Uh-oh, waitaminit!! Last time I did Tinian by ferry back in 2007, I started to get nauseous, but I’m willing to give it another adventurous Jamaican try! In the spirit of the great Jamaican explorers of past and present, I will explore strange new worlds, seek out new life and new civilizations; boldly go where NO JAMAICAN HAS GONE BEFORE!!! Um, sorry…got a little carried away there. Ahem.


So, where to find a boat? Hmmmm. Well, I’m on a little island in the middle of the Pacific. Shouldn’t be too hard!

Voila! a boat:

Inspecting the boat with a few curious passengers

Discussing logistics with the owner and captain

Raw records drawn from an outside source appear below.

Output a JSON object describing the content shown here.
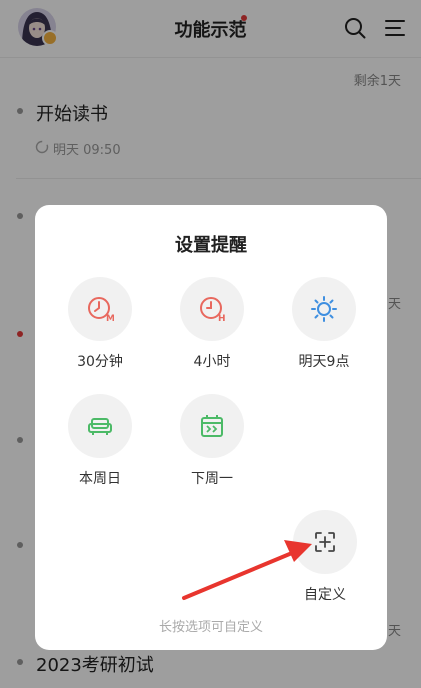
{
  "header": {
    "title": "功能示范",
    "avatar_icon": "avatar-icon",
    "search_icon": "search-icon",
    "menu_icon": "menu-icon"
  },
  "list": {
    "remaining_label": "剩余1天",
    "tasks": [
      {
        "title": "开始读书",
        "time": "明天 09:50"
      },
      {
        "title": "2023考研初试"
      }
    ],
    "partial_labels": [
      "天",
      "天"
    ]
  },
  "dialog": {
    "title": "设置提醒",
    "options": [
      {
        "label": "30分钟",
        "icon": "clock-m-icon"
      },
      {
        "label": "4小时",
        "icon": "clock-h-icon"
      },
      {
        "label": "明天9点",
        "icon": "sun-icon"
      },
      {
        "label": "本周日",
        "icon": "sofa-icon"
      },
      {
        "label": "下周一",
        "icon": "calendar-forward-icon"
      },
      {
        "label": "自定义",
        "icon": "custom-plus-icon"
      }
    ],
    "hint": "长按选项可自定义"
  },
  "colors": {
    "red_icon": "#e8685e",
    "blue_icon": "#3f8fe0",
    "green_icon": "#4cba67",
    "annotation_arrow": "#e8352e",
    "accent_dot": "#e63b3b"
  }
}
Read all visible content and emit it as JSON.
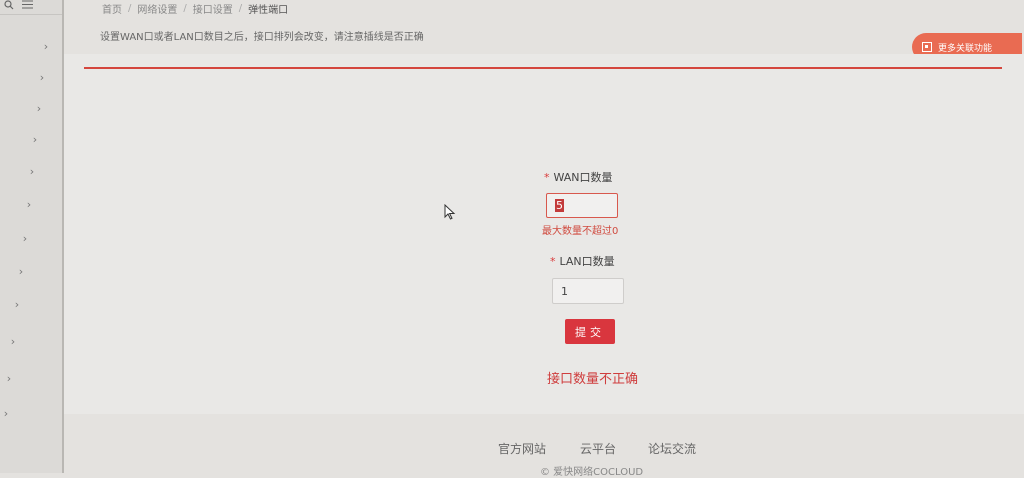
{
  "sidebar": {
    "search_icon": "search-icon",
    "menu_icon": "menu-icon",
    "chevron": "›"
  },
  "breadcrumb": {
    "items": [
      "首页",
      "网络设置",
      "接口设置"
    ],
    "current": "弹性端口",
    "separator": "/"
  },
  "notice": "设置WAN口或者LAN口数目之后，接口排列会改变，请注意插线是否正确",
  "more_button": "更多关联功能",
  "form": {
    "wan_label": "WAN口数量",
    "wan_value": "5",
    "wan_error": "最大数量不超过0",
    "lan_label": "LAN口数量",
    "lan_value": "1",
    "required_mark": "*",
    "submit_label": "提交",
    "result_message": "接口数量不正确"
  },
  "footer": {
    "links": [
      "官方网站",
      "云平台",
      "论坛交流"
    ],
    "copyright": "© 爱快网络COCLOUD"
  },
  "colors": {
    "accent": "#d9363e",
    "more_button": "#e96b52",
    "error": "#d04a3f"
  }
}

Cool! Cool! Cool! Seems like I’m all set. I’ve got my tent. I’ve got my boat. Packed a few things of tremendous importance (i.e. Lara bars), and I’m almost ready to push on through!

The only question that remains: Where on earth is this nomadpreneuring, minimalist, vegan Jamaican heading this time???? Patience, my dear friend. Patience. Stay tuned!

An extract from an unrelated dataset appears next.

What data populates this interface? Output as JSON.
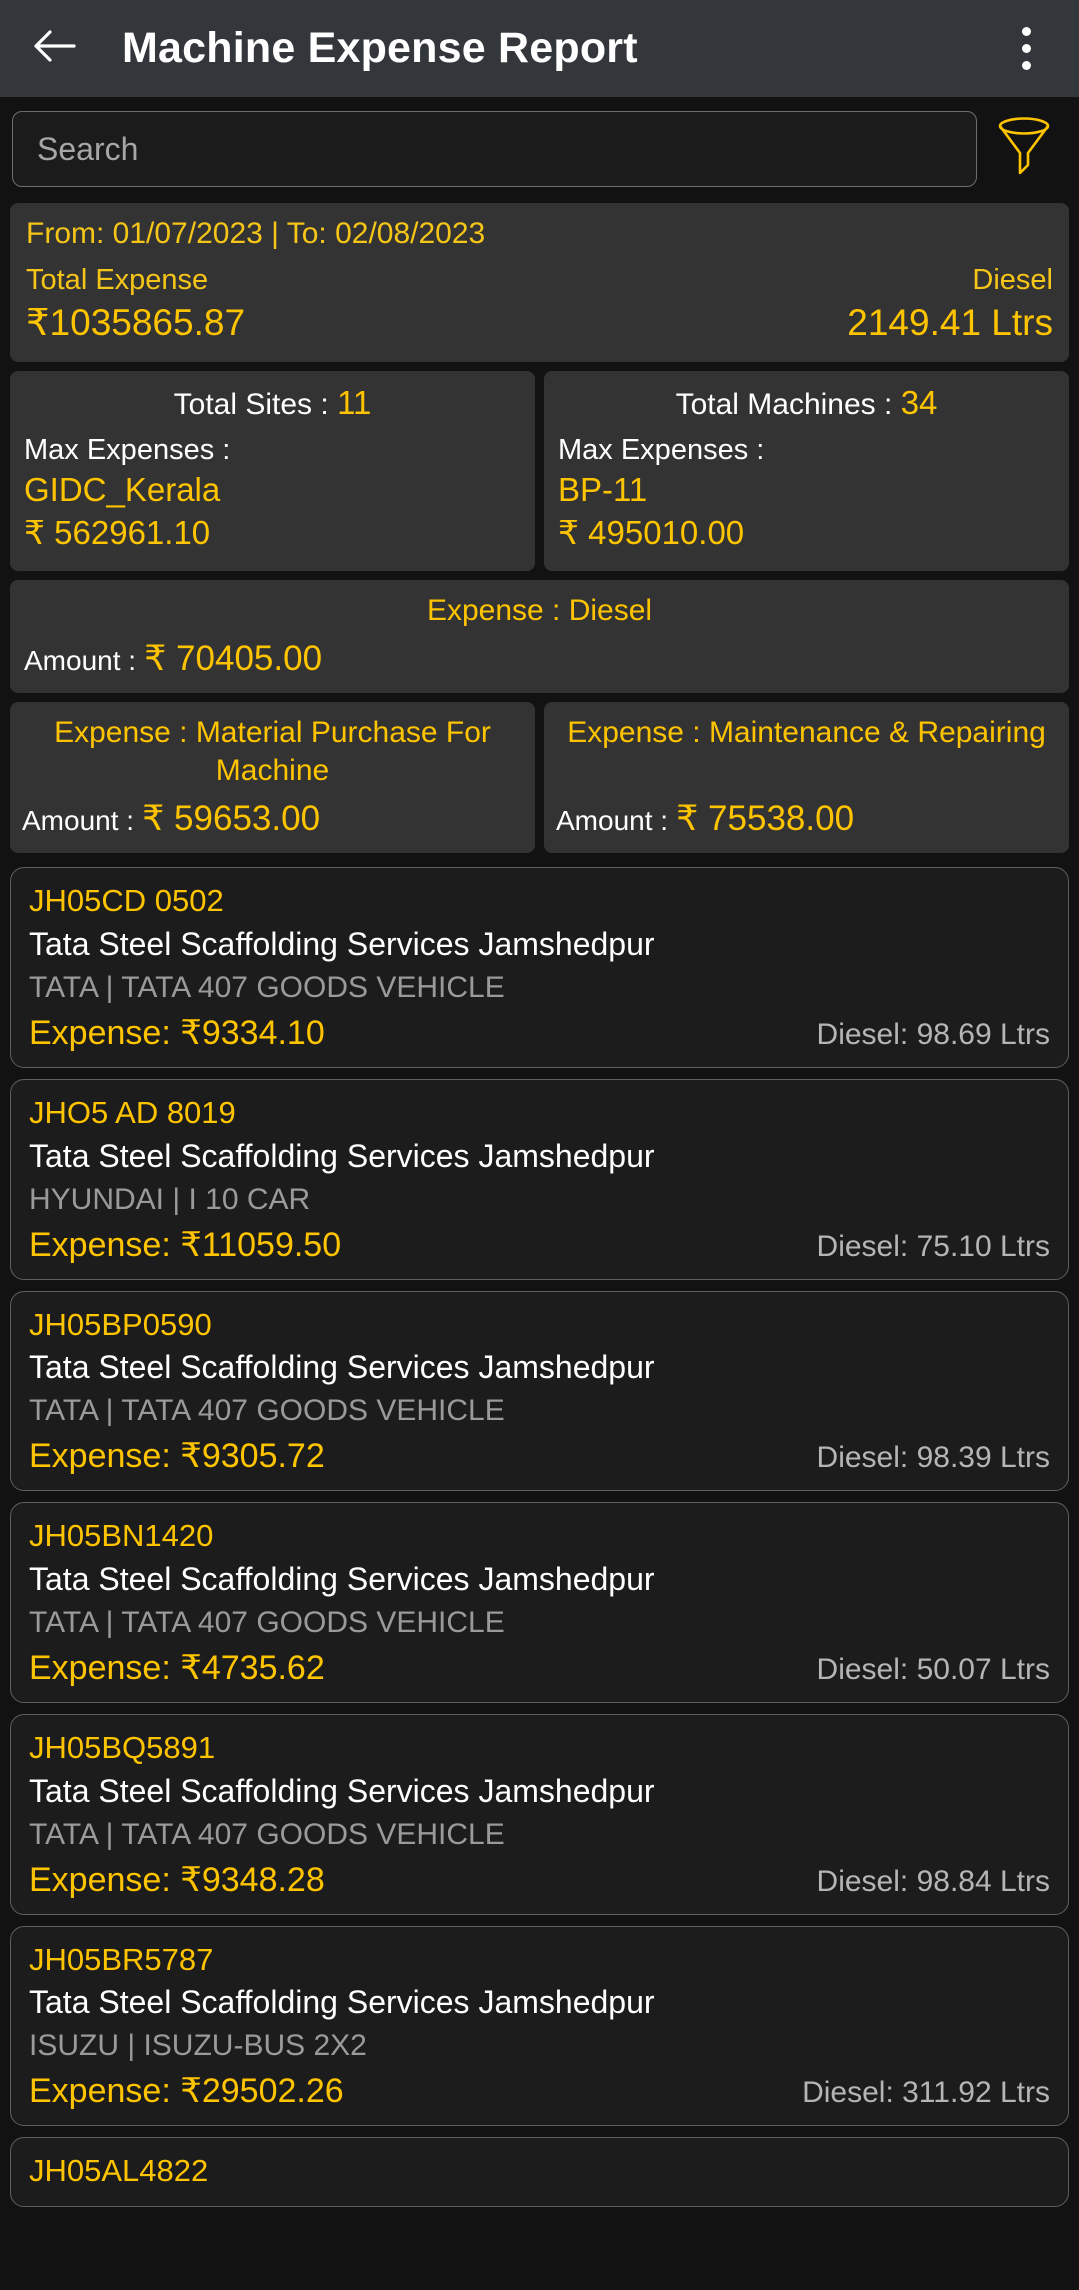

 p.s. If you know of any NATURAL anti-seasickness remedies or advice (no drugs, no patches), please let me know (just hit reply)


The “Jamaican on Pagan” Series
Day 3 Meet the pioneers

Somewhere’s calling!

Note for folks on Saipan: For a split second a few days ago, I  thought to myself “Ruth is going to enjoy these new emails!” Then I quickly remembered that my late friend, Ruth Tighe now has a much wider vantage point from which to enjoy this adventure, and so I dedicate this new adventure to her! (Her email comments throughout my last 6-month adventure in China have been immortalized in the book Guess Who’s Coming to Dim Sum: The Jamaican in China; full color pdf download; Also available in Paperback on Amazon!)

Jamaican’s Log: April 1, 2014

Yes, it’s time for a new “Jamaican in Somewhere” adventure! I’ve been to Jamaica, the US, Canada, Mexico, China, Singapore, Laos, Virgin Islands, Saipan, Guam, Tinian….but where next? This is a critical question, you see, because I’ve got to  fulfill the United Nations mandate that requires there be at least one Jamaican on every land mass in the world…at all times!

Somwhere is calling!

First, however, I must prepare. First stop: Fishing Tackle and Sporting Goods on Beach Road here on Saipan!  Checklist item #1: sleeping tent! If I should ever be without accommodations like I almost was when I was homeless on Hainan, I’ll have a “Plan B!”

I chose the size that fits two people (hey, you never know if I might have to entertain a tent guest!)

Dan the man at Fishing Tackle shows me how to set it up!
It’s easy once you know how!

Yep! That’ll work! Hmmm…Now, what’s next on my pre-adventure checklist? Transportation! Stay tuned!

You don’t want to miss this one!

The “Jamaican on Pagan” Series
Day 3 Meet the pioneers